- EXERCISE REQUIREMENTS
Repeat each record exactly, skipping the pictures.

- GIVEN DATA
»»
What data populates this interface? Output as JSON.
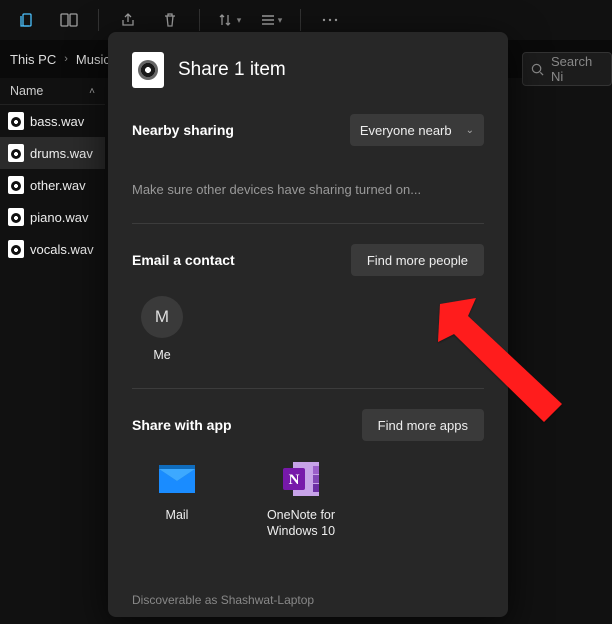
{
  "toolbar": {
    "buttons": [
      "copy-panel",
      "new-window",
      "share",
      "delete",
      "sort",
      "view",
      "more"
    ]
  },
  "breadcrumb": {
    "root": "This PC",
    "folder": "Music"
  },
  "search": {
    "placeholder": "Search Ni"
  },
  "list": {
    "header": "Name",
    "files": [
      {
        "name": "bass.wav",
        "selected": false
      },
      {
        "name": "drums.wav",
        "selected": true
      },
      {
        "name": "other.wav",
        "selected": false
      },
      {
        "name": "piano.wav",
        "selected": false
      },
      {
        "name": "vocals.wav",
        "selected": false
      }
    ]
  },
  "share": {
    "title": "Share 1 item",
    "nearby": {
      "label": "Nearby sharing",
      "selected": "Everyone nearb",
      "hint": "Make sure other devices have sharing turned on..."
    },
    "email": {
      "label": "Email a contact",
      "find_button": "Find more people",
      "contacts": [
        {
          "initial": "M",
          "label": "Me"
        }
      ]
    },
    "apps": {
      "label": "Share with app",
      "find_button": "Find more apps",
      "items": [
        {
          "id": "mail",
          "label": "Mail"
        },
        {
          "id": "onenote",
          "label": "OneNote for Windows 10"
        }
      ]
    },
    "discoverable": "Discoverable as Shashwat-Laptop"
  }
}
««
- WORKED SOLUTION
What data populates this interface? Output as JSON.
{
  "toolbar": {
    "buttons": [
      "copy-panel",
      "new-window",
      "share",
      "delete",
      "sort",
      "view",
      "more"
    ]
  },
  "breadcrumb": {
    "root": "This PC",
    "folder": "Music"
  },
  "search": {
    "placeholder": "Search Ni"
  },
  "list": {
    "header": "Name",
    "files": [
      {
        "name": "bass.wav",
        "selected": false
      },
      {
        "name": "drums.wav",
        "selected": true
      },
      {
        "name": "other.wav",
        "selected": false
      },
      {
        "name": "piano.wav",
        "selected": false
      },
      {
        "name": "vocals.wav",
        "selected": false
      }
    ]
  },
  "share": {
    "title": "Share 1 item",
    "nearby": {
      "label": "Nearby sharing",
      "selected": "Everyone nearb",
      "hint": "Make sure other devices have sharing turned on..."
    },
    "email": {
      "label": "Email a contact",
      "find_button": "Find more people",
      "contacts": [
        {
          "initial": "M",
          "label": "Me"
        }
      ]
    },
    "apps": {
      "label": "Share with app",
      "find_button": "Find more apps",
      "items": [
        {
          "id": "mail",
          "label": "Mail"
        },
        {
          "id": "onenote",
          "label": "OneNote for Windows 10"
        }
      ]
    },
    "discoverable": "Discoverable as Shashwat-Laptop"
  }
}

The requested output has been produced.